◆ WHAT IS BEING ASKED ◆
Throughout the records below, find each line holding "show" and copy it.

(Data about app and page elements)
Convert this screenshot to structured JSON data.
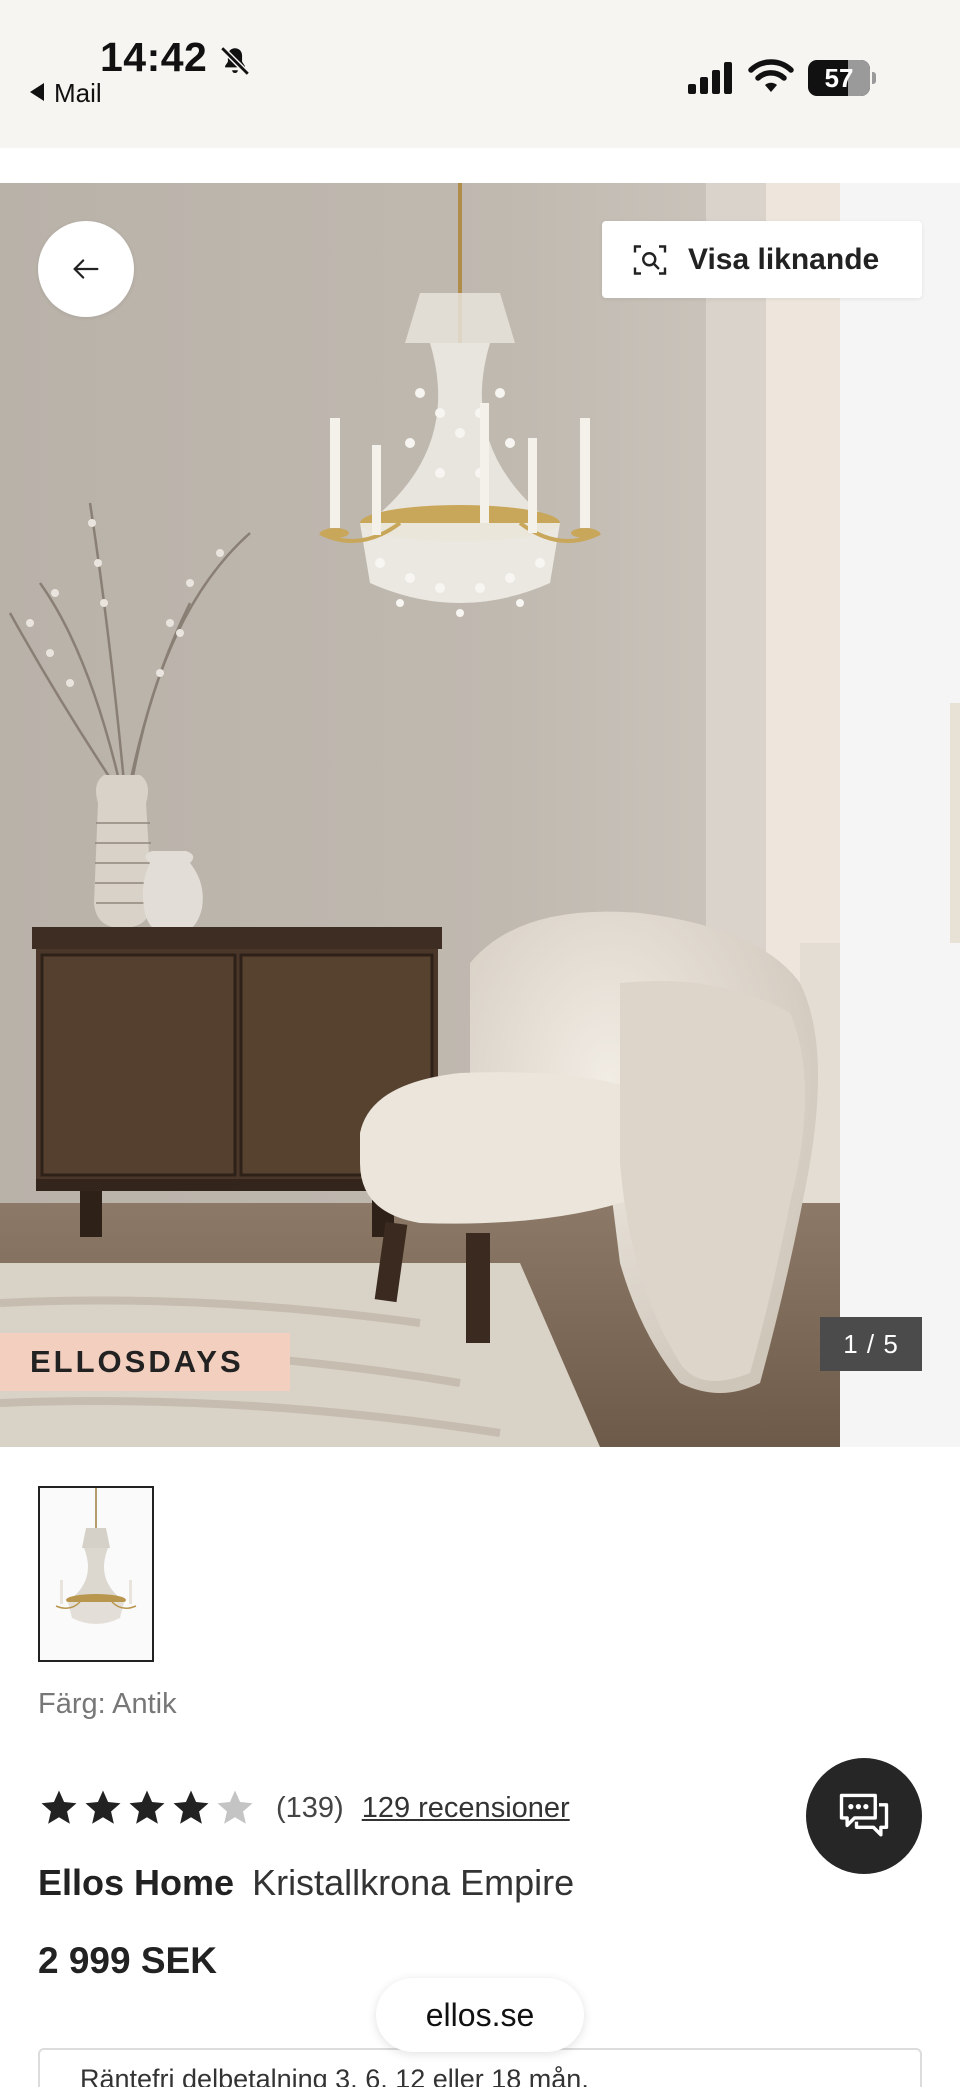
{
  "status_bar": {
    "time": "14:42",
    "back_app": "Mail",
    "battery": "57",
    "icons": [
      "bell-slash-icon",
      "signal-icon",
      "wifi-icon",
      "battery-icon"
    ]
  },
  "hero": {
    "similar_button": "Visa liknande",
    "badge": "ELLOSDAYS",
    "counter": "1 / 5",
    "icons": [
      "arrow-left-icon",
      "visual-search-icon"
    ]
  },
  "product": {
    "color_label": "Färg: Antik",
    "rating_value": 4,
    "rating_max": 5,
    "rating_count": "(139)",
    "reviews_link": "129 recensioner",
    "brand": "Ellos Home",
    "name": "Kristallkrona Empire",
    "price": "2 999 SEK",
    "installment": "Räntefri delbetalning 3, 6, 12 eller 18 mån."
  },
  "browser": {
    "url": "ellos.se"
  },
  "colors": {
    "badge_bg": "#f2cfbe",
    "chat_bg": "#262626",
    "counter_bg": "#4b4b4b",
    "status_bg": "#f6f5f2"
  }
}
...
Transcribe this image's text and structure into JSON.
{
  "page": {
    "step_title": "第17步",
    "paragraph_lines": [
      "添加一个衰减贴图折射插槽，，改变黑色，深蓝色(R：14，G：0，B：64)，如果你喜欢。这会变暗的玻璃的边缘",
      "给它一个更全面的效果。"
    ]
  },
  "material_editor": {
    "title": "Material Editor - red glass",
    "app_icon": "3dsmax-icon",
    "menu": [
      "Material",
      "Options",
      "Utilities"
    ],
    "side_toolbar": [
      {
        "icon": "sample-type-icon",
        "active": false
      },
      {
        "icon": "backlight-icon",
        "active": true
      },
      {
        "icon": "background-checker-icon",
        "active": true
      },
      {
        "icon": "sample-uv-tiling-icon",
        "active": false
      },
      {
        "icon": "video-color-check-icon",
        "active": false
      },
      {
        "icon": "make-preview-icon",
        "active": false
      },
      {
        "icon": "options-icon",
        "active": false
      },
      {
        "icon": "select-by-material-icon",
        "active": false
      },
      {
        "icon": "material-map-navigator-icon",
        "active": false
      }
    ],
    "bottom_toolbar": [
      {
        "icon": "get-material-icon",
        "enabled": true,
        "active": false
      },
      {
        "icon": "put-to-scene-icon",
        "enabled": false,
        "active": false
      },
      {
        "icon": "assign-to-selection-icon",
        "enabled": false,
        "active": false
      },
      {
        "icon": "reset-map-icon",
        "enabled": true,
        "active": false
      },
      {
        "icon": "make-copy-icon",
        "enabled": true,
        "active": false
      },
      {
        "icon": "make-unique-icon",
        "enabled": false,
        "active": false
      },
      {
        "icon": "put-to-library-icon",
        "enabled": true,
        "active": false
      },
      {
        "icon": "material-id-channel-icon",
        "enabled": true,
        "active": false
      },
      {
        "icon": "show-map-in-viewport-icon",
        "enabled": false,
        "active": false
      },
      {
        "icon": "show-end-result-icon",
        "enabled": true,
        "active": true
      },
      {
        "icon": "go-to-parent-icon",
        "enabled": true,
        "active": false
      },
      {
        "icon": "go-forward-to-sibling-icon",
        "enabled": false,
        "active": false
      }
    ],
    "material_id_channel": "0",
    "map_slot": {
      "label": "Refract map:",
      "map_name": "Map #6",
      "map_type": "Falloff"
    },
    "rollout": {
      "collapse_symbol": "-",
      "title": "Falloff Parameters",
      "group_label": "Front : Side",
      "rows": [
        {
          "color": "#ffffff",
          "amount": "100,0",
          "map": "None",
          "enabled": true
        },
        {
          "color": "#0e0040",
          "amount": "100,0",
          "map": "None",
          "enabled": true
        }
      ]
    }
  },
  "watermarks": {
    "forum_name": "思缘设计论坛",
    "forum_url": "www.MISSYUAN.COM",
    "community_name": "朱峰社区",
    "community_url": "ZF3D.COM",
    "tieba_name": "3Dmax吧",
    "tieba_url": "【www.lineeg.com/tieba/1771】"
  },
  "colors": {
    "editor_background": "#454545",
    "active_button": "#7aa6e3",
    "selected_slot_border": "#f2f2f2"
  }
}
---
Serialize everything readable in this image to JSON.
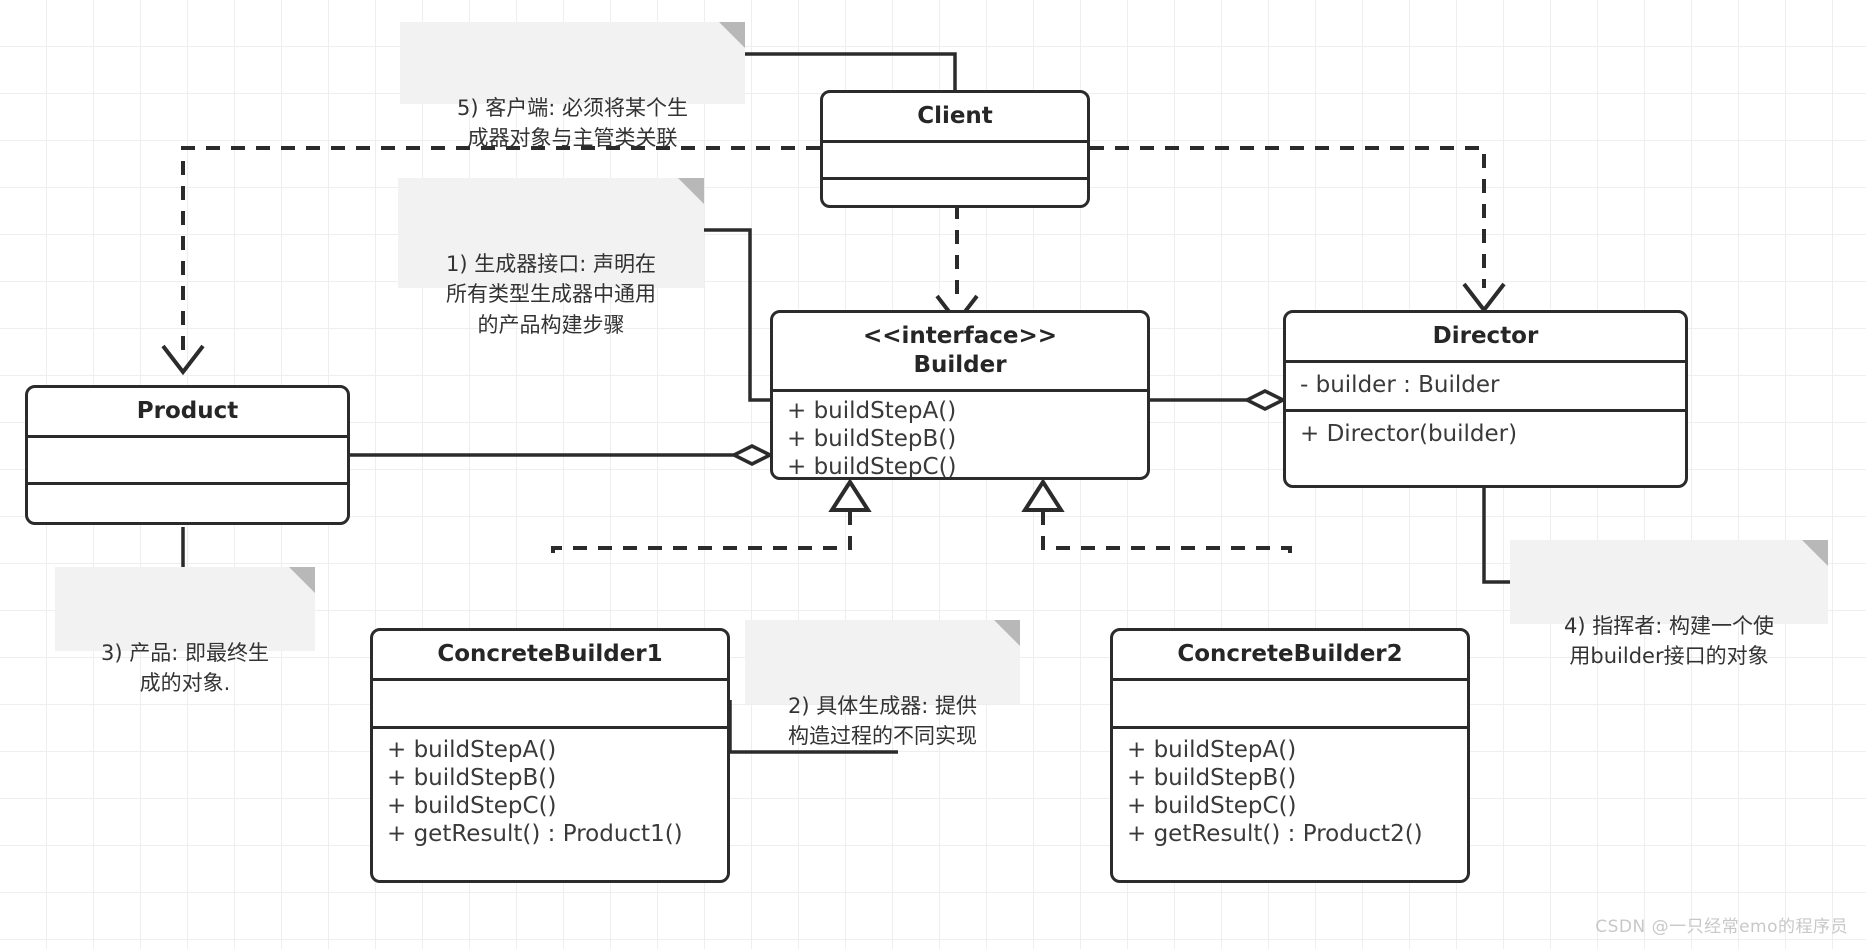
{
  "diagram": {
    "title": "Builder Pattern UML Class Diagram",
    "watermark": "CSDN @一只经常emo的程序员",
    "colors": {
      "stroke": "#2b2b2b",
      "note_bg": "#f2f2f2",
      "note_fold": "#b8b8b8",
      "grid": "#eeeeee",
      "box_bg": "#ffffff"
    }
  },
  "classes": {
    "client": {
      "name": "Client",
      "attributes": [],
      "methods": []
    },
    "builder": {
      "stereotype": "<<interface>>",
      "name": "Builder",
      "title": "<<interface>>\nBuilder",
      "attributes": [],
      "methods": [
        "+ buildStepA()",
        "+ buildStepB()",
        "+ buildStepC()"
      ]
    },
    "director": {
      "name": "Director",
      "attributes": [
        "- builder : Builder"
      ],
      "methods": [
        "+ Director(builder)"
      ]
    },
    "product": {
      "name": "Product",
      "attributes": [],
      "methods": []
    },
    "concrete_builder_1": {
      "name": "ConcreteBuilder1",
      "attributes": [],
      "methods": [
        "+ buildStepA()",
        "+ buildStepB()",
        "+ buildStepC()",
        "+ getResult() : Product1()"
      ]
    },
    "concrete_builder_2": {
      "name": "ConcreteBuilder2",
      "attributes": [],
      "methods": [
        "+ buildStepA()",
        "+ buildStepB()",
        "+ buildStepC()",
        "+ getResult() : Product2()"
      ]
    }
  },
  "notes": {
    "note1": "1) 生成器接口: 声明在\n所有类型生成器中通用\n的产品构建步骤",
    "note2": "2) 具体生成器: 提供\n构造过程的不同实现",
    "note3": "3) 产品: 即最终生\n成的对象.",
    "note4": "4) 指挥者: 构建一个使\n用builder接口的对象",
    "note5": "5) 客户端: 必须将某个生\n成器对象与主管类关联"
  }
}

◆ THE ANSWER ◆
        "icon": "show-map-in-viewport-icon",
        "icon": "show-end-result-icon",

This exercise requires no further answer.